A BRIEF HISTORY OF BLIND RIVER
What we must keep uppermost in our minds as we talk of the history of Blind River, is that the North Shore area is ideally located along the Pre-Cambrian Shield and is surrounded by a wealth of natural resources which have not yet been fully exploited.
When Alexander Henry visited the Mississaugi Indians at the mouth of the Mississaugi River in 1761, a sturgeon fishery was in operation. Now 200 years later commercial fishing is still a small but important industry. It is said the absence of a processing plant is the reason tons of lower grade fish such as smelt, mullet and carp are not being taken.
In 1821, when the Hudson Bay Company took over from the North West Fur Company in our area, a fur trade post was already set up at Green Lake and at the mouth of the Mississaugi. Now 150 years later, a handfull of outdoor-oriented persons still derive a portion of their livelihood from the taking of fur bearing animals.
In 1850, the Robinson Treaty was signed with the Mississaugi Indian Band. All land between the Mississaugi and Penewobikong Rivers was sot up as an Indian Reservation up to the first rapids. A motel now stands where the first sawmill was in operation. With many ups, downs and changes of ownership and operation, the harvest of the forest has been continually taken, processed and manufactured at Blind River for over 120 years.
The initial discovery of conglomerate uranium ore, made within a few miles of downtown Blind River made the August 1st, 1955 issue of Time magazine. The discovery brought with it a boom town with all its advantages and disadvantages.
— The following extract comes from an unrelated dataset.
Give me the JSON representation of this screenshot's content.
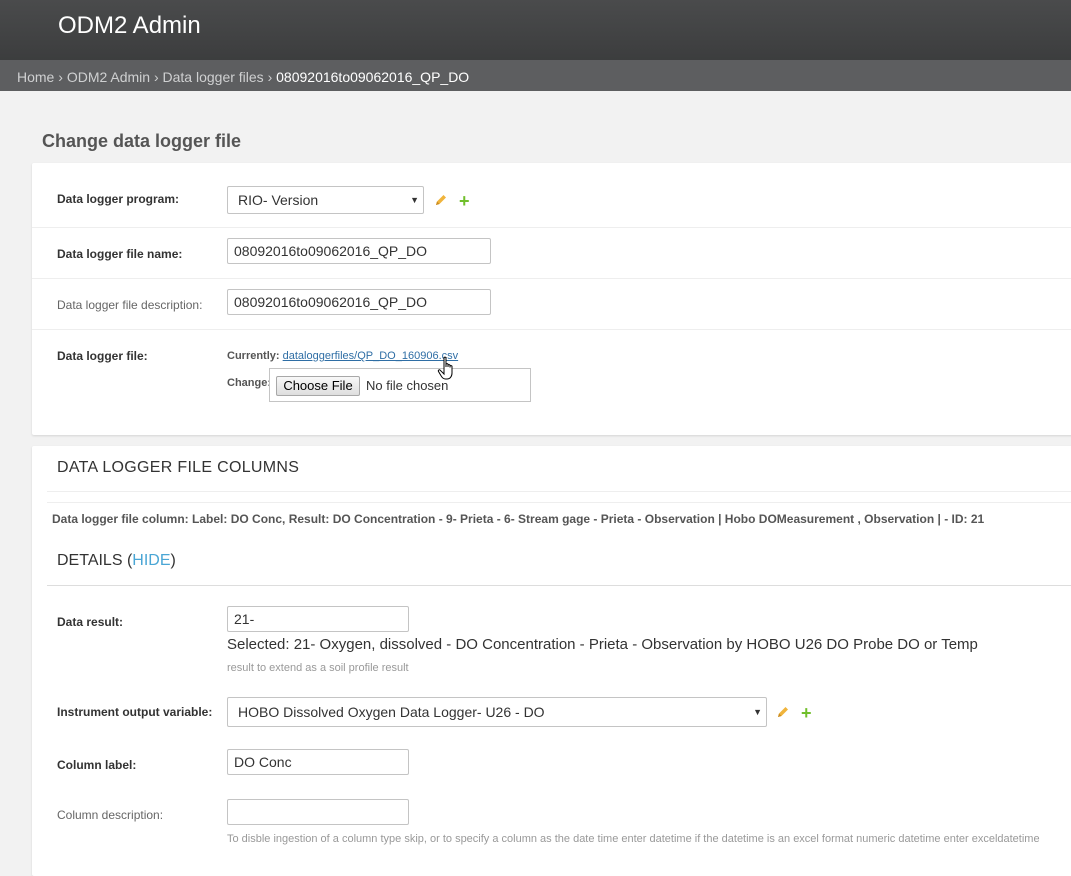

Eventually things settled down and a steady, permanent mining town was established in Elliot Lake.
It is interesting to note that our area was one of the first in America investigated in detail by the first officers of the Geological Survey of Canada between 1847 and 1858.
In 1925, the Geological Survey of Canada in summarizing industries along the North Channel of Lake Huron stated - "Unless steps are taken within a quarter century to preserve the present forest, the rocky major part of the North Shore District is likely to become permanently useless, except for its water powers and possible mineral deposits".
With Ontario Hydro now conducting studies regarding the location of a nuclear generating station on the North Shore; the potential for mineral and timber related industries; and the ever-growing tourist trade, it is almost as if these professionals of half a century ago were looking inot the future and foretelling the great potentialities of the North Shore region.
Today, in 1975, we are a small but progressive town, open to all the potentials of the future. The labour force is here, the facilities are here and the location of Blind River is ideal in every respect.
The only thing missing is YOU and your industry and ideas. You will find Blind River a friendly, warm and industry-oriented town— the ideal place for you to locate.